Richard Neale co-founded the tech security firm Esselar in 2009 and was the company’s director until 2013, when he left after a dispute with a colleague over an insurance payment. He sold off all of his shares but still held on to a lot of bitterness over his departure.
Not So Secure
He would exact his revenge in the following year when Esselar was doing a security demonstration for Aviva, an insurance company. On the night of the demonstration, Neale hacked Aviva’s system and wiped data from 900 of their phones. Naturally, Esselar lost Aviva’s business, costing them the £80,000-per-year contract. But the hack was traced back to Neale and he spent 18 months behind bars for it.
Jim Knight was the head chef at a pub named The Plough in Oxfordshire, UK. He apparently wanted a weekend and Christmas day off and his boss didn’t want to give it to him. It was such a sticking point for the two of them that Knight ended up fired over it. He would get his revenge via The Plough’s twitter account, which he had access to.
Airing it Out
His first tweet said “We’d like to inform you that we’ve just fired our head chef.” He went on to say “Unfortunately he wanted to have a weekend off this month and Christmas day this year for family commitments so we thought we’d sack him,” and “We don’t care that he has a 7 1/2 month old baby daughter.” Needless to say, it wasn’t great publicity for the pub.
Salt in The Wound
Juan Rodriguez was an employee who was fired from his job at a Fairfield Inn & Suites, a Marriott subsidiary.
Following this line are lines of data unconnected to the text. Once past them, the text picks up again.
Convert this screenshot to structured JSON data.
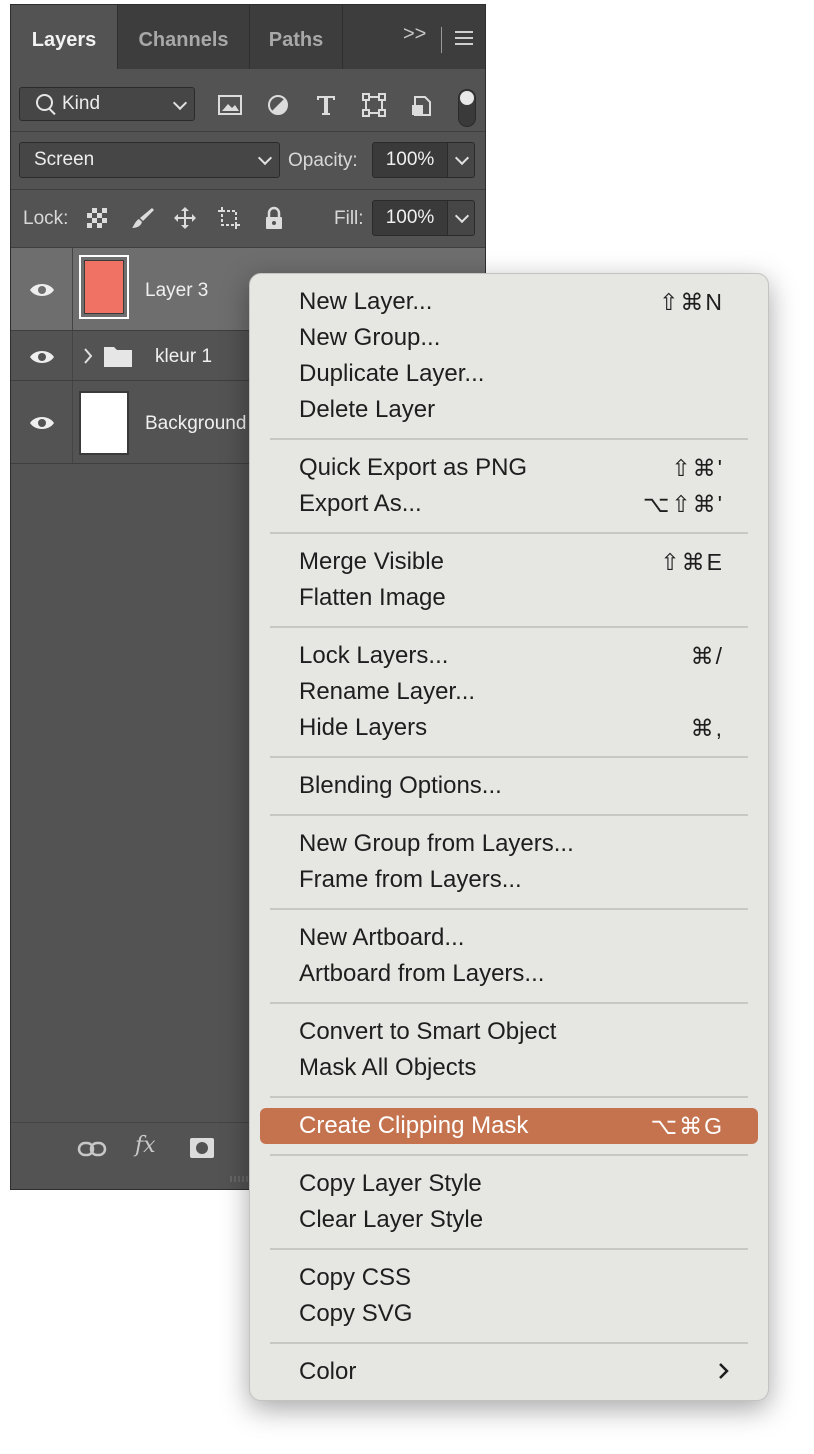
{
  "panel": {
    "tabs": [
      {
        "label": "Layers",
        "active": true
      },
      {
        "label": "Channels",
        "active": false
      },
      {
        "label": "Paths",
        "active": false
      }
    ],
    "overflow_label": ">>",
    "filter": {
      "kind_label": "Kind"
    },
    "blend_mode": "Screen",
    "opacity_label": "Opacity:",
    "opacity_value": "100%",
    "lock_label": "Lock:",
    "fill_label": "Fill:",
    "fill_value": "100%",
    "layers": [
      {
        "name": "Layer 3",
        "thumb_color": "#ef7264",
        "selected": true
      },
      {
        "name": "kleur 1",
        "type": "group"
      },
      {
        "name": "Background",
        "thumb_color": "#ffffff"
      }
    ],
    "bottom_fx_label": "fx"
  },
  "menu": {
    "groups": [
      [
        {
          "label": "New Layer...",
          "shortcut": "⇧⌘N"
        },
        {
          "label": "New Group...",
          "shortcut": ""
        },
        {
          "label": "Duplicate Layer...",
          "shortcut": ""
        },
        {
          "label": "Delete Layer",
          "shortcut": ""
        }
      ],
      [
        {
          "label": "Quick Export as PNG",
          "shortcut": "⇧⌘'"
        },
        {
          "label": "Export As...",
          "shortcut": "⌥⇧⌘'"
        }
      ],
      [
        {
          "label": "Merge Visible",
          "shortcut": "⇧⌘E"
        },
        {
          "label": "Flatten Image",
          "shortcut": ""
        }
      ],
      [
        {
          "label": "Lock Layers...",
          "shortcut": "⌘/"
        },
        {
          "label": "Rename Layer...",
          "shortcut": ""
        },
        {
          "label": "Hide Layers",
          "shortcut": "⌘,"
        }
      ],
      [
        {
          "label": "Blending Options...",
          "shortcut": ""
        }
      ],
      [
        {
          "label": "New Group from Layers...",
          "shortcut": ""
        },
        {
          "label": "Frame from Layers...",
          "shortcut": ""
        }
      ],
      [
        {
          "label": "New Artboard...",
          "shortcut": ""
        },
        {
          "label": "Artboard from Layers...",
          "shortcut": ""
        }
      ],
      [
        {
          "label": "Convert to Smart Object",
          "shortcut": ""
        },
        {
          "label": "Mask All Objects",
          "shortcut": ""
        }
      ],
      [
        {
          "label": "Create Clipping Mask",
          "shortcut": "⌥⌘G",
          "highlighted": true
        }
      ],
      [
        {
          "label": "Copy Layer Style",
          "shortcut": ""
        },
        {
          "label": "Clear Layer Style",
          "shortcut": ""
        }
      ],
      [
        {
          "label": "Copy CSS",
          "shortcut": ""
        },
        {
          "label": "Copy SVG",
          "shortcut": ""
        }
      ],
      [
        {
          "label": "Color",
          "shortcut": "",
          "submenu": true
        }
      ]
    ],
    "highlight_color": "#c4734e"
  }
}
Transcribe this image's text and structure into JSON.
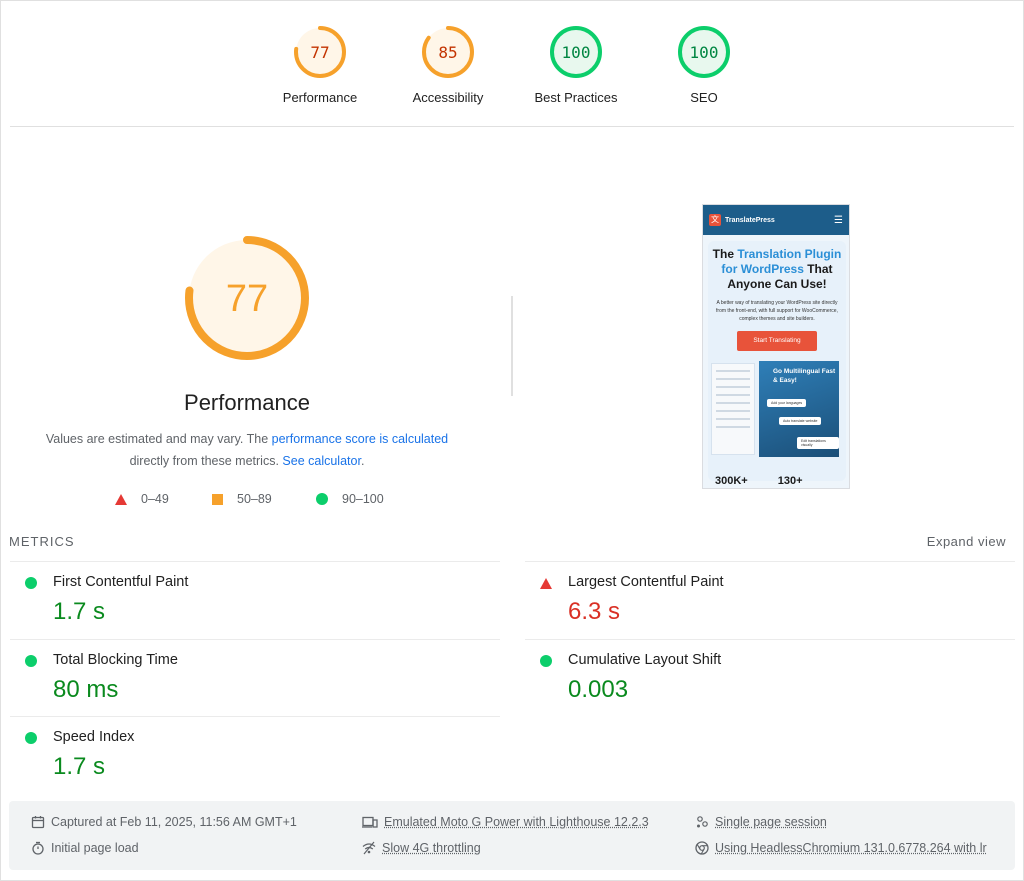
{
  "gauges": [
    {
      "label": "Performance",
      "score": "77",
      "score_value": 77,
      "color": "#f6a12b",
      "fill": "#fff6e8",
      "text_color": "#c33300"
    },
    {
      "label": "Accessibility",
      "score": "85",
      "score_value": 85,
      "color": "#f6a12b",
      "fill": "#fff6e8",
      "text_color": "#c33300"
    },
    {
      "label": "Best Practices",
      "score": "100",
      "score_value": 100,
      "color": "#0cce6b",
      "fill": "#e8f8ee",
      "text_color": "#018642"
    },
    {
      "label": "SEO",
      "score": "100",
      "score_value": 100,
      "color": "#0cce6b",
      "fill": "#e8f8ee",
      "text_color": "#018642"
    }
  ],
  "performance": {
    "score": "77",
    "score_value": 77,
    "title": "Performance",
    "desc_prefix": "Values are estimated and may vary. The ",
    "desc_link1": "performance score is calculated",
    "desc_middle": " directly from these metrics. ",
    "desc_link2": "See calculator",
    "desc_suffix": ".",
    "legend": [
      "0–49",
      "50–89",
      "90–100"
    ]
  },
  "screenshot": {
    "brand": "TranslatePress",
    "heading_pre": "The ",
    "heading_hl": "Translation Plugin for WordPress",
    "heading_post": " That Anyone Can Use!",
    "para": "A better way of translating your WordPress site directly from the front-end, with full support for WooCommerce, complex themes and site builders.",
    "button": "Start Translating",
    "blue_title": "Go Multilingual Fast & Easy!",
    "pill1": "Add your languages",
    "pill2": "Auto translate website",
    "pill3": "Edit translations visually",
    "stat1": "300K+",
    "stat2": "130+"
  },
  "metrics": {
    "header": "METRICS",
    "expand": "Expand view",
    "items": [
      {
        "name": "First Contentful Paint",
        "value": "1.7 s",
        "status": "pass"
      },
      {
        "name": "Largest Contentful Paint",
        "value": "6.3 s",
        "status": "fail"
      },
      {
        "name": "Total Blocking Time",
        "value": "80 ms",
        "status": "pass"
      },
      {
        "name": "Cumulative Layout Shift",
        "value": "0.003",
        "status": "pass"
      },
      {
        "name": "Speed Index",
        "value": "1.7 s",
        "status": "pass"
      }
    ]
  },
  "footer": {
    "captured": "Captured at Feb 11, 2025, 11:56 AM GMT+1",
    "initial_load": "Initial page load",
    "emulated": "Emulated Moto G Power with Lighthouse 12.2.3",
    "throttling": "Slow 4G throttling",
    "session": "Single page session",
    "browser": "Using HeadlessChromium 131.0.6778.264 with lr"
  },
  "colors": {
    "pass": "#0a8a1e",
    "fail": "#d93025",
    "average": "#f6a12b",
    "link": "#1a73e8"
  }
}
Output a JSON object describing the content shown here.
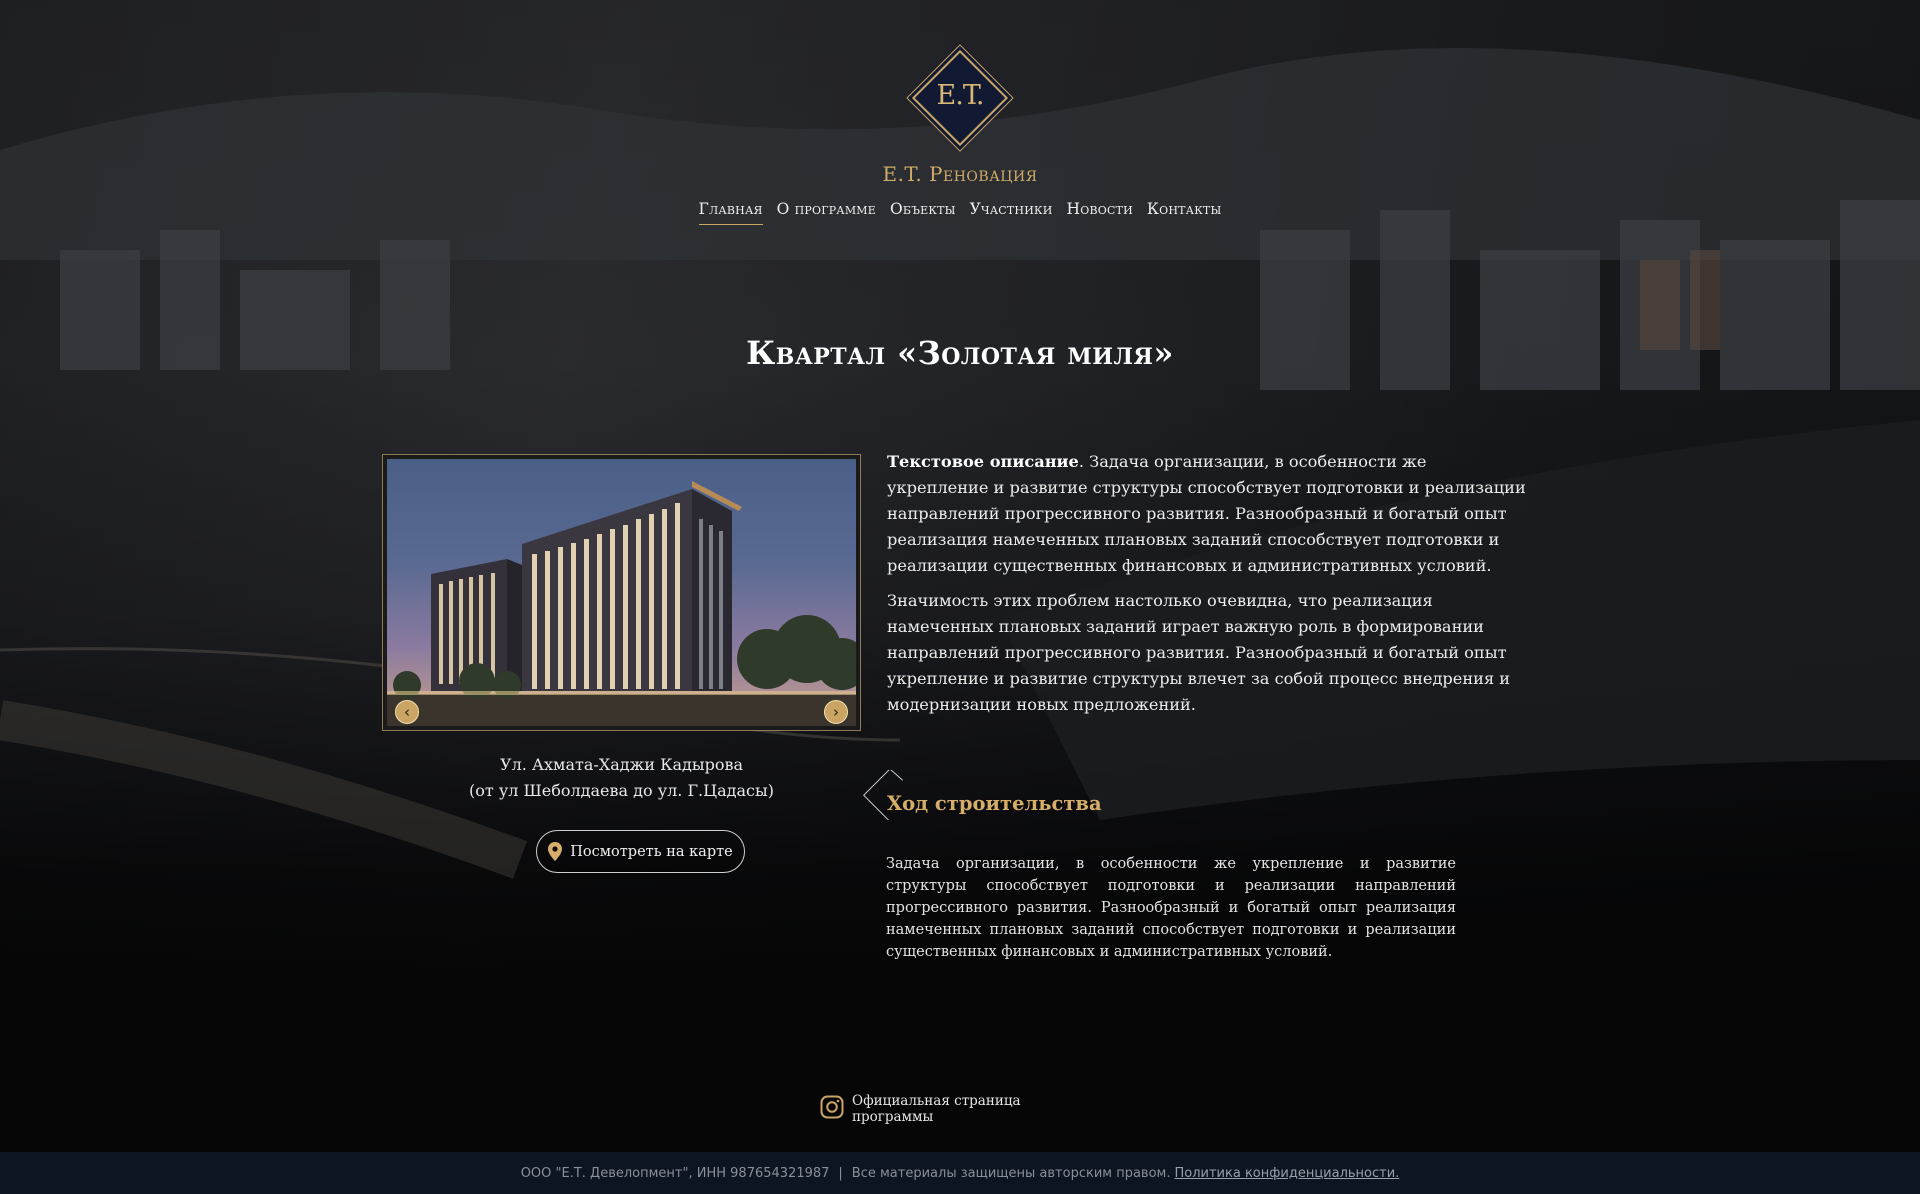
{
  "logo": {
    "monogram": "E.T."
  },
  "brand": {
    "name": "E.T. Реновация"
  },
  "nav": [
    {
      "label": "Главная",
      "active": true
    },
    {
      "label": "О программе"
    },
    {
      "label": "Объекты"
    },
    {
      "label": "Участники"
    },
    {
      "label": "Новости"
    },
    {
      "label": "Контакты"
    }
  ],
  "page": {
    "title": "Квартал «Золотая миля»"
  },
  "slider": {
    "prev_icon": "chevron-left-icon",
    "next_icon": "chevron-right-icon"
  },
  "address": {
    "line1": "Ул. Ахмата-Хаджи Кадырова",
    "line2": "(от ул Шеболдаева до ул. Г.Цадасы)"
  },
  "map_button": {
    "label": "Посмотреть на карте",
    "icon": "map-pin-icon"
  },
  "description": {
    "lead": "Текстовое описание",
    "p1": ". Задача организации, в особенности же укрепление и развитие структуры способствует подготовки и реализации направлений прогрессивного развития. Разнообразный и богатый опыт реализация намеченных плановых заданий способствует подготовки и реализации существенных финансовых и административных условий.",
    "p2": "Значимость этих проблем настолько очевидна, что реализация намеченных плановых заданий играет важную роль в формировании направлений прогрессивного развития. Разнообразный и богатый опыт укрепление и развитие структуры влечет за собой процесс внедрения и модернизации новых предложений."
  },
  "progress": {
    "title": "Ход строительства",
    "text": "Задача организации, в особенности же укрепление и развитие структуры способствует подготовки и реализации направлений прогрессивного развития. Разнообразный и богатый опыт реализация намеченных плановых заданий способствует подготовки и реализации существенных финансовых и административных условий."
  },
  "social": {
    "label": "Официальная страница программы",
    "icon": "instagram-icon"
  },
  "footer": {
    "company": "ООО \"Е.Т. Девелопмент\", ИНН 987654321987",
    "separator": "|",
    "rights": "Все материалы защищены авторским правом.",
    "privacy_link": "Политика конфиденциальности."
  },
  "colors": {
    "accent": "#c9a463",
    "navy": "#121a33",
    "footer_bar": "#0d1522"
  }
}
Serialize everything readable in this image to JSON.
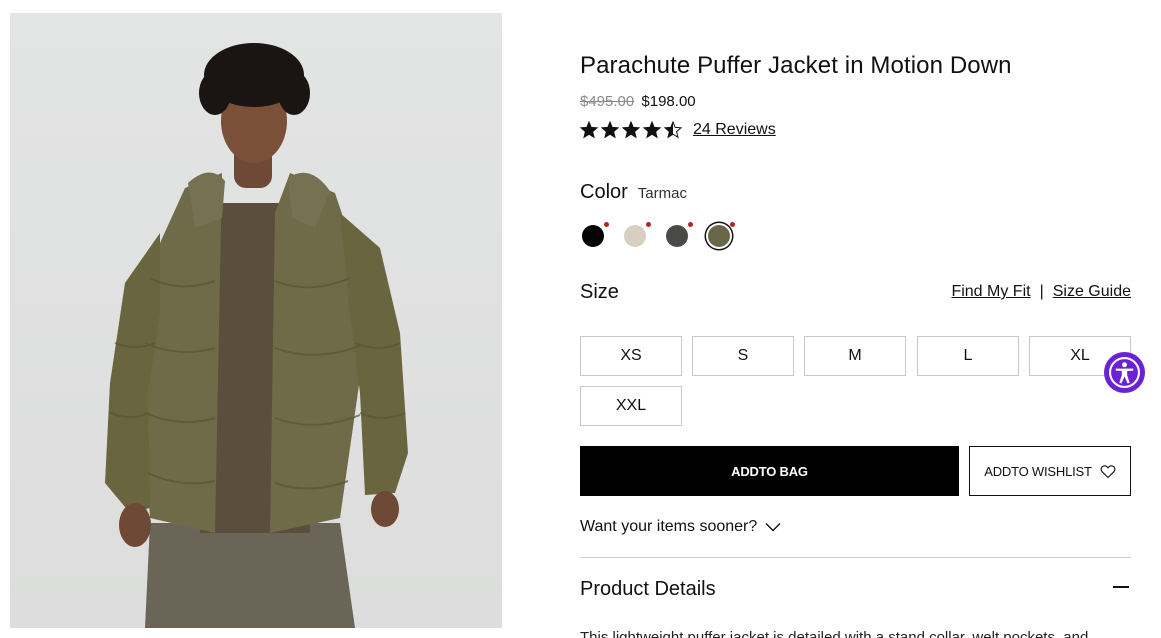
{
  "product": {
    "title": "Parachute Puffer Jacket in Motion Down",
    "price_original": "$495.00",
    "price_sale": "$198.00",
    "rating": 4.5,
    "reviews_label": "24 Reviews",
    "image_icon": "product-photo"
  },
  "color": {
    "label": "Color",
    "selected_name": "Tarmac",
    "swatches": [
      {
        "color": "#050505"
      },
      {
        "color": "#d8cfc2"
      },
      {
        "color": "#4a4a48"
      },
      {
        "color": "#6a6648"
      }
    ],
    "dot_color": "#b3261e"
  },
  "size": {
    "label": "Size",
    "find_fit": "Find My Fit",
    "separator": "|",
    "size_guide": "Size Guide",
    "options": [
      "XS",
      "S",
      "M",
      "L",
      "XL",
      "XXL"
    ]
  },
  "actions": {
    "add_to_bag": "ADDTO BAG",
    "add_to_wishlist": "ADDTO WISHLIST"
  },
  "delivery": {
    "sooner_label": "Want your items sooner?"
  },
  "details": {
    "heading": "Product Details",
    "text": "This lightweight puffer jacket is detailed with a stand collar, welt pockets, and"
  },
  "colors": {
    "accent": "#6b21d6",
    "primary_button": "#000000"
  }
}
He said he’d also heard from other employees that his former assistant GM was planning to make up a story about him renting rooms under the table so he couldn’t get unemployment.
As payback, he connected to Marriott’s booking network with a company password and just started slashing rates. He switched the cost of rooms that usually went for $160-$500 down to as low as $12. In the time before the company caught the changes, thousands of rooms were rented, costing them more than $50,000. “I actually wanted them to work. I also wanted to teach them not to keep your password out there,” Juan said.
Marie Cooley’s story doesn’t quite count as revenge for reasons you’ll see later. The Jacksonville administrative assistant saw a newspaper ad from her architectural firm looking to fill a position that sounded a lot like her job and the phone number for the ad was her boss’s. She naturally assumed she would be fired so to take revenge, she erased seven years worth of blueprints, worth $2.5 million.
She was the only person besides her boss who had access to the files so it didn’t take police long to figure out who was responsible. Shortly after she was arrested for her crime, she found out the job ad was for her boss’ wife’s firm, meaning her “revenge” was for nothing at all.
We’ll end with the craziest revenge story, which happened in Pune, India. Abdul Shaikh and Nabi Nadaf were two men who worked for an outsourcing company but were fired or repeatedly harassing female employees.
Let it Burn
But that wasn’t the only firing that would take place. The two men returned to the office and set the office furniture on fire. They even thought to burn the CCTV cameras to conceal their identities but they didn’t get them all. They were spotted, identified, and charged with their crimes.